Small businesses today have a singular advantage to businesses from even 10 years ago. That advantage is big data and data analysis. Data is more accessible than ever and can help small-business owners make more informed decisions on business strategy.

What is data analytics?

First, big data is the use of large amounts of information that is automatically collected from electronic data. And, data analytics is the study and the use of that data to make decisions. Big data is no longer something reserved for the largest companies in the world. As technology has advanced and become more accessible, it has become easier for small-business owners to use big data for their own needs.

Data analytics in action

One powerful example of businesses learning customer behavior is the use of point-of-sale systems in restaurants. Companies like Bareburger, Jeni’s Ice Cream, and Harpoon Brewing use a system called Toast. Employees use a POS system to take customers’ orders, which are then logged in a computer system.
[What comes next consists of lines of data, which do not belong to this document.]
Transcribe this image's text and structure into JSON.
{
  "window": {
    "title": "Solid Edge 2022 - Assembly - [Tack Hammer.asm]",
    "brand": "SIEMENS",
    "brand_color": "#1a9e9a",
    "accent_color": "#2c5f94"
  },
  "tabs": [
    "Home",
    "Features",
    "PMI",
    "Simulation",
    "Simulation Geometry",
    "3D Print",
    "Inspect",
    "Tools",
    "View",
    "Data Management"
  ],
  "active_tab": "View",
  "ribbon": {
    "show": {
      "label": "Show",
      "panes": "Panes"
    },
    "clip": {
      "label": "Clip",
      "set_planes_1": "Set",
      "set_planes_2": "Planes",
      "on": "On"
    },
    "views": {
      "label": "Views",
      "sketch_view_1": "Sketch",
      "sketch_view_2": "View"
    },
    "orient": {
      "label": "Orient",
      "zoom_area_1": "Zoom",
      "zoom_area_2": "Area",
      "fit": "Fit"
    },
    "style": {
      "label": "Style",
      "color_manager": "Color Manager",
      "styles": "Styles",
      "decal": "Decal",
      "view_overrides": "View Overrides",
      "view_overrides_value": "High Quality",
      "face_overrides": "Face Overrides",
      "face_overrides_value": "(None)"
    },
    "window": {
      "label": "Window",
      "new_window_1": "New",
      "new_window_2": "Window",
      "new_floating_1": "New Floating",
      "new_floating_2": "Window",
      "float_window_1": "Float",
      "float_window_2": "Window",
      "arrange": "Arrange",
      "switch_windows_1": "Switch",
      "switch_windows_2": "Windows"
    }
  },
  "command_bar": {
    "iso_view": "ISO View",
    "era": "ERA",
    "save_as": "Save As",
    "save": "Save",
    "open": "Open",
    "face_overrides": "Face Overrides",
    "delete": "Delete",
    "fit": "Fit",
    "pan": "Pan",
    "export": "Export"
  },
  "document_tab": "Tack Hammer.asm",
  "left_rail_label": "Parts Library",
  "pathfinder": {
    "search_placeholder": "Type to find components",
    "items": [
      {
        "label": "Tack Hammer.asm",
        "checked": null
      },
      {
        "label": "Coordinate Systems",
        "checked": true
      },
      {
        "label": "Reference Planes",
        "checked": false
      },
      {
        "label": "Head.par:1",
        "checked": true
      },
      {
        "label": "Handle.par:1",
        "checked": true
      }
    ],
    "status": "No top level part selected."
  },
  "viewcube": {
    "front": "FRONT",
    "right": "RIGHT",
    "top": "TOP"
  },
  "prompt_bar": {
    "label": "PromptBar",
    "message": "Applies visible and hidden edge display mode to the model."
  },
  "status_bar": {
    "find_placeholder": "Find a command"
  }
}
This tracking of orders can be used a few ways:

  • Restaurant owners can look at any item that was ordered at any time and organize information.
  • Owners could look at a POS system like Toast to learn how frequently a menu item is ordered and make decisions to keep menus up to date.
  • Managers could track how many food orders come in at certain points of time during the day and schedule more workers during the busiest times of the day.

Another common tool is the use of web tracking systems like Google Analytics to track product marketing or website use throughout the day. Web analytics tools are useful when owners of small businesses want to know the following:

  • How often people are visiting their business’s website, and how long they are staying there.
  • What exactly people are using to reach their website: through search engines, through social media, or by typing in the Web address in a browser.
  • The location of the IP addresses that people are using to access the websites—useful information for target marketing.

Data analytics techniques can be used in other ways, too. Through predictive analytics—the use of analytics to plan for future events with statistical projections—rations and supply chain management can be influenced by data.

For example, a manager at an independent grocery store could be notified through an alert that a type of produce needs to be ordered based on a week’s sales information. Or, a manufacturing company could plan to have maintenance scheduled on equipment if there is anticipated downtime based on work orders, past sales, and sales forecasts. And, according to Purdue University, big data is making its way into agriculture. Farmers are beginning to use analytics to make decisions on what fertilizer is used on what plant, seed distance, and harvest estimates.

Classroom implications

How do you think data analytics will grow in the next five years?

What do you think could change? Think about examples of data analysis you may experience in a normal school day. If it isn’t present, can you think of ways data analysis could be implemented in your school?

Links for further learning

https://www.business.com/articles/the-state-of-data-analytics-in-2019/

https://www.investopedia.com/terms/d/data-analytics.asp

https://www.allbusiness.com/small-business-data-analytics-105554-1.html

https://smallbiztrends.com/2020/03/data-analytics-trends.html

https://www.inc.com/magazine/201407/kevin-kelleher/how-small-businesses-can-mine-big-data.html